The problem is that we’re used to lumping mythos into the fiction category, as “mythology.” It brings to mind Odin and Thor, Apollo and Aphrodite.
Mythos, however, does more than entertain. It uses story to tell us things about ourselves, our world, and our Creator. Which is why it’s so difficult for us to simply give up the imagery that has informed our faith for so long. We feel the power of what the stories in the New Testament are telling us about our place in Creation, even as we reject the literalist interpretation of those stories.
Karen Armstrong and others use the term to highlight the difference between the kind of “Truth” that simply explains the mechanics of the universe, and the kind that helps to point our consciousness beyond the material.
In the same way, when we read the Gospels of Matthew, Mark, Luke and John, we have to understand that, while they can be read like “history”, their power to move us on our spiritual journey lies in their interpretation as mythos.
There are times when I read Scripture as though it were no more complicated than the telling of a story about a wedding I was at, or a party I attended, or the time a friend got the best of a self-styled “expert.” That’s because, as a human being, there are times when I need to be able to relate to Theos – to God – in a human way.
There are times when the articles I write on Seems Like God are written the same way.
But it doesn’t matter in the least whether Jesus ever existed exactly as depicted in the New Testament. It doesn’t matter if there was ever a wedding at Cana, or dinner with a tax collector, or an incident where a Pharisee was forced to admit that a Samaritan could be his “neighbor.”
What matters is that, through the mythos of those stories, our agapé relationship with Creation is enriched.

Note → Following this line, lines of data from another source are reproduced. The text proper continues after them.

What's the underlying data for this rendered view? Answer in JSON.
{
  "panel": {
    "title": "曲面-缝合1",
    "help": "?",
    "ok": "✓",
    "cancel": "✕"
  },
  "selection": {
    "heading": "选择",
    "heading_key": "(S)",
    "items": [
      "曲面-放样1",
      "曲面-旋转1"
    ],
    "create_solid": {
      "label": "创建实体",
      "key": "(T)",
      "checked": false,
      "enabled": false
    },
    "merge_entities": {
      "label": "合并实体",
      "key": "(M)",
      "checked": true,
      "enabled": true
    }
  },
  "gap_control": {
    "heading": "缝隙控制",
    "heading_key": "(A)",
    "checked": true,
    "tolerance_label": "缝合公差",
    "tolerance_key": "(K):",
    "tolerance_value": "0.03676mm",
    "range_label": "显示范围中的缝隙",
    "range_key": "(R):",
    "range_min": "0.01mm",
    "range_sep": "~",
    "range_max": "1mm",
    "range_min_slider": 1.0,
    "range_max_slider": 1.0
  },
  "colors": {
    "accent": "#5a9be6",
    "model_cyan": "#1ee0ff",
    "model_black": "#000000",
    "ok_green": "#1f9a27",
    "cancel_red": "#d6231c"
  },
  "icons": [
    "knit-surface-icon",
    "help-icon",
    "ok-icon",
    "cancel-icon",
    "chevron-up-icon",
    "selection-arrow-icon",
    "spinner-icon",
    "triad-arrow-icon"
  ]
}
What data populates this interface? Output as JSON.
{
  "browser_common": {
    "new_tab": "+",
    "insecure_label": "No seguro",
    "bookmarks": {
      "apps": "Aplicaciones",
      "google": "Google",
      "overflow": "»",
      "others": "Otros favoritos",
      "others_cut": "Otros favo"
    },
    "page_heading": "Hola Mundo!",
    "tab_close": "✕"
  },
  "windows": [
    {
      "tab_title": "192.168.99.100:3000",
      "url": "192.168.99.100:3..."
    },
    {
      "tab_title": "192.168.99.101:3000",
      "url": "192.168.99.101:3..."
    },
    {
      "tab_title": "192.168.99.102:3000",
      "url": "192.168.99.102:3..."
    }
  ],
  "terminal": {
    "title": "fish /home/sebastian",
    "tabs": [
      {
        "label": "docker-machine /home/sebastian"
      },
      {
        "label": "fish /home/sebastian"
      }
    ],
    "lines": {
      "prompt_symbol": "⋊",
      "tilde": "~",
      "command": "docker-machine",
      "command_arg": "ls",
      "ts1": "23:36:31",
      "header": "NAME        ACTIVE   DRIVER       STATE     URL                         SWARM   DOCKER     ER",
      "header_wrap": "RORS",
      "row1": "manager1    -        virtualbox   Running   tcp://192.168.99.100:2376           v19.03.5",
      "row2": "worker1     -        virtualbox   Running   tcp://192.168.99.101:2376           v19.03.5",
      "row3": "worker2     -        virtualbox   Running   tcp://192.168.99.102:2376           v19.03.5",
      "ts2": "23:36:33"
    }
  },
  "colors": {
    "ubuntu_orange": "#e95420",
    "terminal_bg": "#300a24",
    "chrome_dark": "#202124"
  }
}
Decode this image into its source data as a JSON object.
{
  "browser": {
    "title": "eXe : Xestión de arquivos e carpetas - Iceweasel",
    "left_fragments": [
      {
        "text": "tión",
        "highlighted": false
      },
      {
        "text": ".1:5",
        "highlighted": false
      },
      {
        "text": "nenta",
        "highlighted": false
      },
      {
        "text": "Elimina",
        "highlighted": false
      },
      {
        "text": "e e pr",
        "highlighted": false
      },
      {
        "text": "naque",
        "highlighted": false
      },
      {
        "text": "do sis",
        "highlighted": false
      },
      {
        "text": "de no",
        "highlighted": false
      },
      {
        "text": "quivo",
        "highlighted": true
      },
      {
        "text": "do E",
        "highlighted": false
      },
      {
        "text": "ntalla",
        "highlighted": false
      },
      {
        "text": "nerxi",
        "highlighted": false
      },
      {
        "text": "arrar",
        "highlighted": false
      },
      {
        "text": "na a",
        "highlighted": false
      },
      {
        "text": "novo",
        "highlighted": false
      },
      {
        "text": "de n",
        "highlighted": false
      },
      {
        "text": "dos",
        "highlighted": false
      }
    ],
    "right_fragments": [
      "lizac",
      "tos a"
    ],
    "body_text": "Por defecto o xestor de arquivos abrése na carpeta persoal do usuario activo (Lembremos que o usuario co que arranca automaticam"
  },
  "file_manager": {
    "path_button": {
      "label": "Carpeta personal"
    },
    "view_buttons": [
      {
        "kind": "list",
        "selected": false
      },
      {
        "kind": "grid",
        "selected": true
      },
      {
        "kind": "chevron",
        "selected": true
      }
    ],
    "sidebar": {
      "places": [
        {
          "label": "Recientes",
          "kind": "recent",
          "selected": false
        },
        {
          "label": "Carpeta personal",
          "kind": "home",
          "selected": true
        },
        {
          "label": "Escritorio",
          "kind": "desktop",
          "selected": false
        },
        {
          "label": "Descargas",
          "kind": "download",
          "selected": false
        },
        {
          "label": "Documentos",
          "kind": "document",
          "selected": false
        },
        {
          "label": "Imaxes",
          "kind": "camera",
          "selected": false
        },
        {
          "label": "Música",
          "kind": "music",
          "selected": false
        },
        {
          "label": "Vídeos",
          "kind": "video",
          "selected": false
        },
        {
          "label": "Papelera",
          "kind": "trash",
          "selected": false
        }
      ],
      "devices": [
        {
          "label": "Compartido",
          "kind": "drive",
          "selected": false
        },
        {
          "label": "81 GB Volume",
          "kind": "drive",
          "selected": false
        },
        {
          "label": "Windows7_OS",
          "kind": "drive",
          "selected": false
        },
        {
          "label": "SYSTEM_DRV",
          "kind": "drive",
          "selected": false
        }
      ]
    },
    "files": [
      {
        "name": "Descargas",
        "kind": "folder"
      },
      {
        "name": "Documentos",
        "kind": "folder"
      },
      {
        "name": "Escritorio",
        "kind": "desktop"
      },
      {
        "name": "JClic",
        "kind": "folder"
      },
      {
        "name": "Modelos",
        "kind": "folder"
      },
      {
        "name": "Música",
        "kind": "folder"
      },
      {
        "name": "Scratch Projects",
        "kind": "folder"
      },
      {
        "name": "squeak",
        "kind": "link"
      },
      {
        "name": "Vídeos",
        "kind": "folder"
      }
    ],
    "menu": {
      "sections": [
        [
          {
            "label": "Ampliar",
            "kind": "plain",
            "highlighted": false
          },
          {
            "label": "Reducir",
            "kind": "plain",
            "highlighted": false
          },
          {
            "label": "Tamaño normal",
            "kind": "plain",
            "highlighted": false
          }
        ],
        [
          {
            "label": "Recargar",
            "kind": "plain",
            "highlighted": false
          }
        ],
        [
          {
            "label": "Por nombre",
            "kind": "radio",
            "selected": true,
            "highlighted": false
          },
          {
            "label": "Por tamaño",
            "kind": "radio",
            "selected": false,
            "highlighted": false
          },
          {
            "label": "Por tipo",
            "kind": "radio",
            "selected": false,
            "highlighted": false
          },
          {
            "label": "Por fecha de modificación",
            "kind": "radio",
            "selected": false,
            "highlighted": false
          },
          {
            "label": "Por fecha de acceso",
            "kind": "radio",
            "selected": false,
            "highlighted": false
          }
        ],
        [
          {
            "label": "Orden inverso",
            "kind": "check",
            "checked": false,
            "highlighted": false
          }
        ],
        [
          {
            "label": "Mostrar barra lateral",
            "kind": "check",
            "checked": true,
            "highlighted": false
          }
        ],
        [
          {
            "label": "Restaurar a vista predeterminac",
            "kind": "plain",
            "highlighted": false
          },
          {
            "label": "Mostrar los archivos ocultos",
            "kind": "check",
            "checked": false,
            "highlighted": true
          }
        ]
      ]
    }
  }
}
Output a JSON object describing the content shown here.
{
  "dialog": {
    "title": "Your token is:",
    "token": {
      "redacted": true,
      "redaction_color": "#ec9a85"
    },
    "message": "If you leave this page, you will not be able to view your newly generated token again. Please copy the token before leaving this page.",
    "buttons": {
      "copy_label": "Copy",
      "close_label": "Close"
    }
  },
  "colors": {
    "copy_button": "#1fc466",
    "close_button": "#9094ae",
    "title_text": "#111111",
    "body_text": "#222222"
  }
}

For some additional thoughts on the place of mythos in our spiritual journey, you may be interested in the accompanying podcast –